LONG BEACH — The state Coastal Commission has revived a bitter debate among City Council members and residents of the affluent Belmont Shore and Naples sections of this city by opposing construction of three-story dwellings in those neighborhoods.
In a 9-2 vote Thursday, the Coastal Commission sided with Councilwoman Jan Hall, who argued that the majority of her constituents favor a two-story limit.
The commission's action returns to the City Council a proposed amendment to the local coastal plan that a divided council approved, 5 to 4, in December after a lengthy and heated public hearing.
The Coastal Commission members said they could have approved 24 of 25 provisions of the amendment, aimed at patching loopholes in the current coastal plan. The entire amendment was returned to the council, however, because the commission would not endorse height limits allowing three-story structures.
Witnesses Favored 2 Stories
The commission apparently favored the two-story limit because most of the Long Beach witnesses who appeared before it said they backed that restriction, said city Planning Director Robert Paternoster.
That decision leaves the City Council with three options, said Paternoster.
It can agree with the Coastal Commission and the city Planning Commission and allow only two-story construction in Belmont Shore and Naples. It can do nothing, which would leave in place the current coastal plan whose loopholes have allowed construction of several structures higher than the three-story limit.
Or it can resubmit its proposed coastal plan amendment without addressing the height issue, which would close loopholes while leaving in place the height limit adopted as part of the existing local coastal plan.
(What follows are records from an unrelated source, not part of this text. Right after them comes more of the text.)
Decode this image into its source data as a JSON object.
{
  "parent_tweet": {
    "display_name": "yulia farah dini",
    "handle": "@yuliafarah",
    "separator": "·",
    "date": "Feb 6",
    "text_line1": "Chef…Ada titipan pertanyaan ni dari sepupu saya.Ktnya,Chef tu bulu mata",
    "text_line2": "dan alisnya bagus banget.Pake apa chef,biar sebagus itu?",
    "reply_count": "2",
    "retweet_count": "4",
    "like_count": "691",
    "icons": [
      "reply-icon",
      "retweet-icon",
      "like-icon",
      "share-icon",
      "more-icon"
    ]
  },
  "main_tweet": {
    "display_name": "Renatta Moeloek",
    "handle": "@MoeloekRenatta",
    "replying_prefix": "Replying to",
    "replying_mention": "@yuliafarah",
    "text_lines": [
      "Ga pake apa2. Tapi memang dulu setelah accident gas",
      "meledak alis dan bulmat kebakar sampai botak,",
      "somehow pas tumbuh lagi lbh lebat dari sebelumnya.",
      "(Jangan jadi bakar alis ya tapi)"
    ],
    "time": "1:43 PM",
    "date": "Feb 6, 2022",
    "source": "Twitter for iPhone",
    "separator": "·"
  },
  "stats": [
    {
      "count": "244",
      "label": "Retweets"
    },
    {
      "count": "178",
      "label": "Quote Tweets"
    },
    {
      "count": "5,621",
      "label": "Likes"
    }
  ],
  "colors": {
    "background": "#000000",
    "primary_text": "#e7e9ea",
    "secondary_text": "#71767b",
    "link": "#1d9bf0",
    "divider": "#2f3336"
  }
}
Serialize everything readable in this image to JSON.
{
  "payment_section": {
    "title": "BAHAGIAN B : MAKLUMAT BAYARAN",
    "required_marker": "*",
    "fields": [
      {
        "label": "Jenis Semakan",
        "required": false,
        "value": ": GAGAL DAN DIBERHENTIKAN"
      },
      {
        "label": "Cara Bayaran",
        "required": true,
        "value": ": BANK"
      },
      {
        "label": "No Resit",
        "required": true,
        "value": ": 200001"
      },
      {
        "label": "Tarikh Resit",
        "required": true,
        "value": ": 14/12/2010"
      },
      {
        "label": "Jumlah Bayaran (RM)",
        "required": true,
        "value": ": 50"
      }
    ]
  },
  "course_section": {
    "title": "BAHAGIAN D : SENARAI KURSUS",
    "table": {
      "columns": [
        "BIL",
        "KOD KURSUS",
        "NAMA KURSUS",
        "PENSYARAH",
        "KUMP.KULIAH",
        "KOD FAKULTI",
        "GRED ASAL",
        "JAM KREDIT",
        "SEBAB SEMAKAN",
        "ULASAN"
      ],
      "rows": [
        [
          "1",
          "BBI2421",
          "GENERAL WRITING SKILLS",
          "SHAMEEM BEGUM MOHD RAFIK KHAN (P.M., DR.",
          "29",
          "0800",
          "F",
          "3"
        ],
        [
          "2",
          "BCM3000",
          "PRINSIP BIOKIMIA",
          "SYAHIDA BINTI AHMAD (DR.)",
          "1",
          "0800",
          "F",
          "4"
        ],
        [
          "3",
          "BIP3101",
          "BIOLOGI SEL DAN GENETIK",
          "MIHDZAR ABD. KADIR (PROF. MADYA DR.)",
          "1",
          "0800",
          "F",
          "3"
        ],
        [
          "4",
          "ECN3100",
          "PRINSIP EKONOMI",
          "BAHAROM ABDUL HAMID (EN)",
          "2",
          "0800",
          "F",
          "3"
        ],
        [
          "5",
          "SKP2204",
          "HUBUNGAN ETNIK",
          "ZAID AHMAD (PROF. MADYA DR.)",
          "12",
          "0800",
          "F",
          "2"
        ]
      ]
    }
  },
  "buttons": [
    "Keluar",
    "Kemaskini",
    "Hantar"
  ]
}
"This is absolutely a victory for the people who live in Belmont Shore and Naples," Hall said after the Coastal Commission meeting. She maintained that her surveys indicate that 60% of residents there favor dwellings of no more than two stories.
Councilman Wallace Edgerton said, however, that the commission vote simply perpetuates a dispute that has split Belmont Shore and Naples.
Increase Property Values
At hearings in November and December, many residents argued that a third story would increase their property values, while others insisted that the taller homes block sunlight and invade their privacy.
Hall said she plans to resubmit the issue to the City Council.
Edgerton, however, said Hall will have to do a better job of lobbying her colleagues if she is to prevail. He said Hall probably could have had her way at the December hearing had she taken the time to personally tell other council members her views.
"She's 100% at fault for this mess," said Edgerton. "She can go out and point her finger at the majority of the council and make us the heavies, but it's her fault."
Edgerton said council members often bow to the wishes of a colleague on issues that involve only that colleague's district, and he was prepared to do that in this case.
"But she never talked to us," he said.
Decision Based on Testimony
As a result, the council majority made its decision primarily on public testimony, which favored three-story dwellings at least 2 to 1, he said. Hall, he said, "didn't get her people to the hearing."
The height-limit issue was a typical example of how Hall operates as a council member, he said.
"She doesn't talk to the (city) staff or the majority of the council," said Edgerton. "If people knew how she operates at City Hall, they'd fire her. . . . As a legislator, she's incompetent."
Hall said Edgerton's comments should be considered in light of his support for an opponent in her current City Council campaign.
Hall said that she is philosophically opposed to the kind of lobbying Edgerton suggests. She said she provided the council with full documentation on the issue so they could base their decisions on the information and the public testimony.
"The public hearing process is open and if decisions are made prior to the public hearing, then we are really ignoring an important part of what democracy is all about," she said. "If that's what my colleague is criticizing me for, then not only am I offended but I think all the people of this city should be offended."
Both Hall and Edgerton agreed with Paternoster that the height-limit issue should revolve solely around what the affected community wants.
Community Termed Divided
"This is not a technical issue," said Paternoster. "There's no right answer here. It is quite correct to do what the community wants, whatever it is. But most surveys show it's a strongly divided community . . . pretty close to 50-50."
The original local coastal plan was approved without much comment in 1980 because local residents did not know then how onerous the taller buildings would be, said Hall.
Once some of the taller structures were built, protest began to mount, she said. Finally, after a yearlong investigation by a Hall-appointed committee, its recommendations were forwarded to the Planning Commission last fall.
Meanwhile Belmont Shore homeowners groups were conducting rival petition drives. One presented the Planning Commission with 1,000 signatures of people who wanted three-story structures, another produced a document with 850 signatures of residents backing a two-story limit.